Antarctic sea ice, the largest expanse of sea ice on Earth, includes a system of liquid brine channels characterized by extreme low temperatures, high salinity, and broad seasonal fluctuations in light conditions. Sea ice algae are important primary producers in these ecosystems, and green algae form an important component of these communities. Although the genomic underpinnings of adaptation to extreme Antarctic environments is understood in bacteria and animals, this knowledge is lacking for green algae. The unicellular green alga Chlamydomonas sp. ICE-L, a typical psychrophilic green alga, represents an emerging model system for studying adaptations of green algae to extreme Antarctic sea ice environments. Despite the high interest in biotechnological uses of this species, little is known about the adaptations that allow it to thrive in this harsh and complex environment. On July 2, 2020, the team led by Prof. Bojian Zhong from the College of Life Sciences, Nanjing Normal University has published their findings in the Current Biology (https://doi.org/10.1016/j.cub.2020.06.029). 

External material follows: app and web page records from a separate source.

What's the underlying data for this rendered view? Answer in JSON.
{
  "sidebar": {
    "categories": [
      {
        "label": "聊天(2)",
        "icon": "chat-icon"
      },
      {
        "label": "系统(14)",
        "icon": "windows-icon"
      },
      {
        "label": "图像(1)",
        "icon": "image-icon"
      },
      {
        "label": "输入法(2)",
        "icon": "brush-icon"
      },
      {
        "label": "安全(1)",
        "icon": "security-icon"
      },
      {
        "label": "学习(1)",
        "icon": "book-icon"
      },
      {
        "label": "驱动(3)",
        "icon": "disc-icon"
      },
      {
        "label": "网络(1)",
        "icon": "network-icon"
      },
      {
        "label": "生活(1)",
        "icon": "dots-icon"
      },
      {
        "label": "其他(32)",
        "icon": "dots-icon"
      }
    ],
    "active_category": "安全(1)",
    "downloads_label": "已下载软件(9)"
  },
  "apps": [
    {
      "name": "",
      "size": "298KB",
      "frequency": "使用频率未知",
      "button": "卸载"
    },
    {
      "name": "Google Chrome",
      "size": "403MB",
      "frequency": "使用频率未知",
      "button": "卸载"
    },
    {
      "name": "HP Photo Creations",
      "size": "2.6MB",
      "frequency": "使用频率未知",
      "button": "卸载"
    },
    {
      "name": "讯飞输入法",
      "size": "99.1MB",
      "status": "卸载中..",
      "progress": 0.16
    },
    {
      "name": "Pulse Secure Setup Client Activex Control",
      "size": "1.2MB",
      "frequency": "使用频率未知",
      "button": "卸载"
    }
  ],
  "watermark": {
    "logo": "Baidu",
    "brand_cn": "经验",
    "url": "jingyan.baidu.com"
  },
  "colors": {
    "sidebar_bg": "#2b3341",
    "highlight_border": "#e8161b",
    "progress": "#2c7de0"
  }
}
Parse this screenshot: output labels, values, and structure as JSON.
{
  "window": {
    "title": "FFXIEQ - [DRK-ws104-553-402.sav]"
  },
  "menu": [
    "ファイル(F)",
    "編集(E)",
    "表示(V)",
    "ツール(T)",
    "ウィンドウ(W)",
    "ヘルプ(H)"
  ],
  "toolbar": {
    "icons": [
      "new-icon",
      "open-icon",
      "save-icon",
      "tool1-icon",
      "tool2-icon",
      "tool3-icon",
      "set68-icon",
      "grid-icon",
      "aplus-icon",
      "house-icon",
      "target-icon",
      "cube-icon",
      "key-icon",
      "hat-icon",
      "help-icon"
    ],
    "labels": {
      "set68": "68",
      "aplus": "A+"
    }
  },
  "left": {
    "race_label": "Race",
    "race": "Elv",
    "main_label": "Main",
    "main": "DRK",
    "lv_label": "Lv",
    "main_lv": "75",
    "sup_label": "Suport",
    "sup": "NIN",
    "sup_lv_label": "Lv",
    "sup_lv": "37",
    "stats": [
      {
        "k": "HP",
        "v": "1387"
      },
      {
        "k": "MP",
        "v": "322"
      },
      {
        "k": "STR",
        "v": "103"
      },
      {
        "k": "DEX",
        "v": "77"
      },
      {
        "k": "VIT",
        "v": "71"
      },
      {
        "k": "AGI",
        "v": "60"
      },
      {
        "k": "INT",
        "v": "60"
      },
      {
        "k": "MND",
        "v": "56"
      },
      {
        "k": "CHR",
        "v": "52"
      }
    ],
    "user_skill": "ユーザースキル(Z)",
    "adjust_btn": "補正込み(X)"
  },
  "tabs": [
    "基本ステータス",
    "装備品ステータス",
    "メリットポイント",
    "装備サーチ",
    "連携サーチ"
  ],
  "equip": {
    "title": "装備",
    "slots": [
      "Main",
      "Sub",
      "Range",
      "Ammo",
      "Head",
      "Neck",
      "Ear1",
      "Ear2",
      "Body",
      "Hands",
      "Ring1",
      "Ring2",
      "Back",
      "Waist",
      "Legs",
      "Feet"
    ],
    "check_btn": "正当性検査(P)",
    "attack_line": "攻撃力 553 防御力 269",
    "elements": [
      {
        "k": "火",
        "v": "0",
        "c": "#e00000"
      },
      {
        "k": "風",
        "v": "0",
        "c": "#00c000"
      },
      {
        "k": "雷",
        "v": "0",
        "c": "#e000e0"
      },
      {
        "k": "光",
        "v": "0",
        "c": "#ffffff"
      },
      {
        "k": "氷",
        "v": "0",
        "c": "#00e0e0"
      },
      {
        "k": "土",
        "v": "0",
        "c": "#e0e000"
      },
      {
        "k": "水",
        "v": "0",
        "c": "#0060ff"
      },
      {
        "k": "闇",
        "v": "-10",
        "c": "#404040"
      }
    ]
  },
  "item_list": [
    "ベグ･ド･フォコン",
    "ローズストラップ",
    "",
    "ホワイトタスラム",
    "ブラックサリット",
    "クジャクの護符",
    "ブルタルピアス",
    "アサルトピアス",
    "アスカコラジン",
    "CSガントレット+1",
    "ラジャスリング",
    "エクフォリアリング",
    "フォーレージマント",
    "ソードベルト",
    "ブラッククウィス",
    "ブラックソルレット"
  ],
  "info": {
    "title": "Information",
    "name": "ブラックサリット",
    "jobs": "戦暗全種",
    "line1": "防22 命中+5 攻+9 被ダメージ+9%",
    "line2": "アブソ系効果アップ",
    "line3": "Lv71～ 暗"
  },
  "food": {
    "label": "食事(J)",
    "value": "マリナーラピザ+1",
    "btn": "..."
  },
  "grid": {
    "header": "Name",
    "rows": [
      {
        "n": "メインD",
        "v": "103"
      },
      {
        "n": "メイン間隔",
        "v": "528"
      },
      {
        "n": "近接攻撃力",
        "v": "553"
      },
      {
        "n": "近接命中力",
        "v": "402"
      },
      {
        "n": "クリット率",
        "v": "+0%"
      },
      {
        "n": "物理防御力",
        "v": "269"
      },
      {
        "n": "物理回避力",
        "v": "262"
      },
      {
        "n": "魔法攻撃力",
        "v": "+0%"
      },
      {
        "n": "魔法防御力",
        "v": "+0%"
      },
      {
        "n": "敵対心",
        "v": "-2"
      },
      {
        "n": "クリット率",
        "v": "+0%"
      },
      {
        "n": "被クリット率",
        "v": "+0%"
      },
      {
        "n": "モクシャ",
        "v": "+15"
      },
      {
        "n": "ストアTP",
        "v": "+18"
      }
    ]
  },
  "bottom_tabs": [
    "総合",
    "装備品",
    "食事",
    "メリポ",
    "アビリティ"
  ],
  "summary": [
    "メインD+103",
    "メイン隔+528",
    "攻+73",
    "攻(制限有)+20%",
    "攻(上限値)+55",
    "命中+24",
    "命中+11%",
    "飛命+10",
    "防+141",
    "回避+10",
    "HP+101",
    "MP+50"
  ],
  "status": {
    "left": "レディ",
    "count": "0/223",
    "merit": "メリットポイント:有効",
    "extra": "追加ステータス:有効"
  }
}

Figure 1. The ICE-L genome characteristics and comparison of genome contents with other green algae.


The genome sequencing of ICE-L, and whole-genome comparisons between temperate and psychrophilic green algae will further our understanding of how psychrophilic organisms adapt to the polar sea ice environments. Here we assembled a high-quality genome sequence of ~542 megabases and found that retrotransposon proliferation contributed to the relatively large genome size of ICE-L when compared to other chlorophytes. 

Figure 2: Schematic summary of adaptive strategies of ICE-L to various abiotic stresses.


The ecological success of ICE-L in Antarctic sea ice may have been facilitated by massive expansion of gene families with functions associated with unsaturated fatty acid biosynthesis, ionic homeostasis, osmotic homeostasis, reactive oxygen species detoxification, DNA repair, light harvesting, and photoprotection. The acquisition of multiple ice binding proteins through putative horizontal gene transfer likely contributed to the origin of the psychrophilic lifestyle in ICE-L. Additional innovations include the significant up-regulation, under abiotic stress, of several expanded ICE-L gene families, likely reflecting adaptive changes among diverse metabolic processes. These findings suggest that the expansion of specific gene families, the acquisition of foreign genes, and alterations in gene expression patterns in diverse metabolic processes, likely underpin the successful colonization of Antarctic sea ice by green algae. The analyses of the genome, transcriptome, and functional assays advance general understanding of the Antarctic green algae, and offer potential explanations for how green plants adapt to extreme environments.

Dr. Bojian Zhong from Nanjing Normal University and Dr. Jinlai Miao from Ministry of Natural Resources are the corresponding authors. Zhenhua Zhang from Nanjing Normal University, Changfeng Qu from Ministry of Natural Resources, Kaijian Zhang from Novogene Bioinformatics Institute, Yingying He from Ministry of Natural Resources, Xing Zhao from Novogene Bioinformatics Institute and Lingxiao Yang from Nanjing Normal University are joint first authors. This study is supported by the National Key Research and Development Program of China, the National Natural Science Foundation of China, the National Key Research and Development Program of China, the China Ocean Mineral Resources R&D Association, the Jiangsu Province Key Project for Scientific Research, the Young Elite Scientists Sponsorship Program of Jiangsu Province, the Basic Scientific Fund for National Public Research Institutes of China, the Natural Science Foundation of Shandong, the Priority Academic Program Development of Jiangsu Higher Education Institutions, the National Aeronautics and Space Administration and a NIFA-USDA Hatch grant.